Exercise inputs –
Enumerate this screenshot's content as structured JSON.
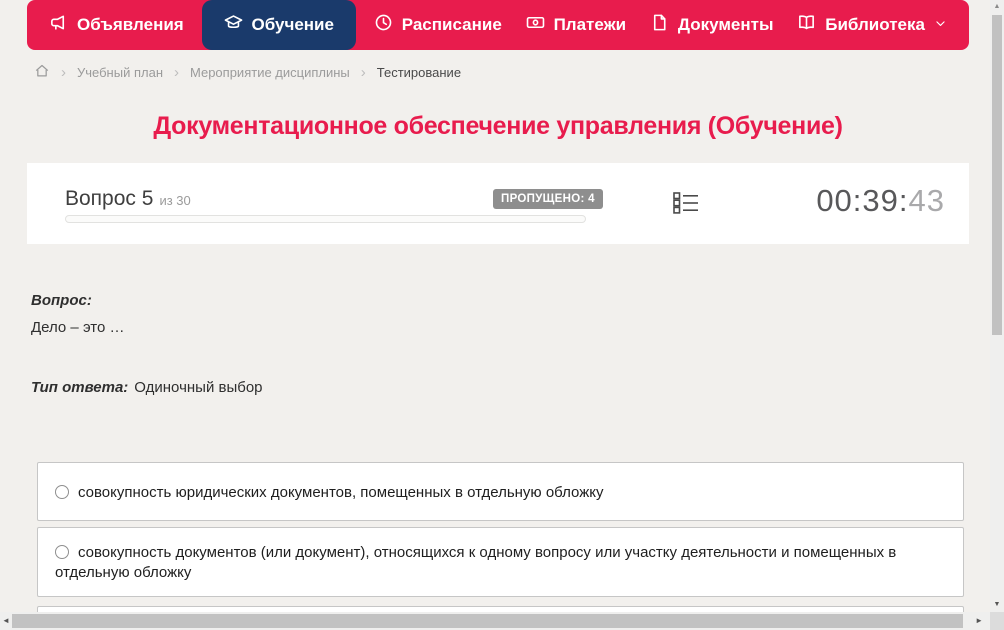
{
  "colors": {
    "accent_red": "#e81c4d",
    "active_tab_navy": "#1a3a6b",
    "page_background": "#f2f0ed",
    "badge_gray": "#8e8e8e"
  },
  "nav": {
    "items": [
      {
        "label": "Объявления",
        "icon": "megaphone-icon",
        "active": false
      },
      {
        "label": "Обучение",
        "icon": "graduation-cap-icon",
        "active": true
      },
      {
        "label": "Расписание",
        "icon": "clock-icon",
        "active": false
      },
      {
        "label": "Платежи",
        "icon": "banknote-icon",
        "active": false
      },
      {
        "label": "Документы",
        "icon": "document-icon",
        "active": false
      },
      {
        "label": "Библиотека",
        "icon": "open-book-icon",
        "active": false,
        "has_dropdown": true
      }
    ]
  },
  "breadcrumb": {
    "separator": "›",
    "items": [
      "Учебный план",
      "Мероприятие дисциплины",
      "Тестирование"
    ]
  },
  "page": {
    "title": "Документационное обеспечение управления (Обучение)"
  },
  "quiz_panel": {
    "question_number": "Вопрос 5",
    "question_total": "из 30",
    "skipped_badge": "ПРОПУЩЕНО: 4",
    "progress_percent": 0,
    "timer_main": "00:39:",
    "timer_seconds": "43"
  },
  "question": {
    "label": "Вопрос:",
    "text": "Дело – это …",
    "type_label": "Тип ответа:",
    "type_value": "Одиночный выбор"
  },
  "options": [
    {
      "text": "совокупность юридических документов, помещенных в отдельную обложку",
      "selected": false
    },
    {
      "text": "совокупность документов (или документ), относящихся к одному вопросу или участку деятельности и помещенных в отдельную обложку",
      "selected": false
    },
    {
      "text": "",
      "selected": false
    }
  ],
  "scrollbars": {
    "up_arrow": "▲",
    "down_arrow": "▼",
    "left_arrow": "◄",
    "right_arrow": "►"
  }
}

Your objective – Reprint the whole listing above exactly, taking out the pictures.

Answer to this exercise –
Enumerate this screenshot's content as structured JSON.
{
  "colors": {
    "accent_red": "#e81c4d",
    "active_tab_navy": "#1a3a6b",
    "page_background": "#f2f0ed",
    "badge_gray": "#8e8e8e"
  },
  "nav": {
    "items": [
      {
        "label": "Объявления",
        "icon": "megaphone-icon",
        "active": false
      },
      {
        "label": "Обучение",
        "icon": "graduation-cap-icon",
        "active": true
      },
      {
        "label": "Расписание",
        "icon": "clock-icon",
        "active": false
      },
      {
        "label": "Платежи",
        "icon": "banknote-icon",
        "active": false
      },
      {
        "label": "Документы",
        "icon": "document-icon",
        "active": false
      },
      {
        "label": "Библиотека",
        "icon": "open-book-icon",
        "active": false,
        "has_dropdown": true
      }
    ]
  },
  "breadcrumb": {
    "separator": "›",
    "items": [
      "Учебный план",
      "Мероприятие дисциплины",
      "Тестирование"
    ]
  },
  "page": {
    "title": "Документационное обеспечение управления (Обучение)"
  },
  "quiz_panel": {
    "question_number": "Вопрос 5",
    "question_total": "из 30",
    "skipped_badge": "ПРОПУЩЕНО: 4",
    "progress_percent": 0,
    "timer_main": "00:39:",
    "timer_seconds": "43"
  },
  "question": {
    "label": "Вопрос:",
    "text": "Дело – это …",
    "type_label": "Тип ответа:",
    "type_value": "Одиночный выбор"
  },
  "options": [
    {
      "text": "совокупность юридических документов, помещенных в отдельную обложку",
      "selected": false
    },
    {
      "text": "совокупность документов (или документ), относящихся к одному вопросу или участку деятельности и помещенных в отдельную обложку",
      "selected": false
    },
    {
      "text": "",
      "selected": false
    }
  ],
  "scrollbars": {
    "up_arrow": "▲",
    "down_arrow": "▼",
    "left_arrow": "◄",
    "right_arrow": "►"
  }
}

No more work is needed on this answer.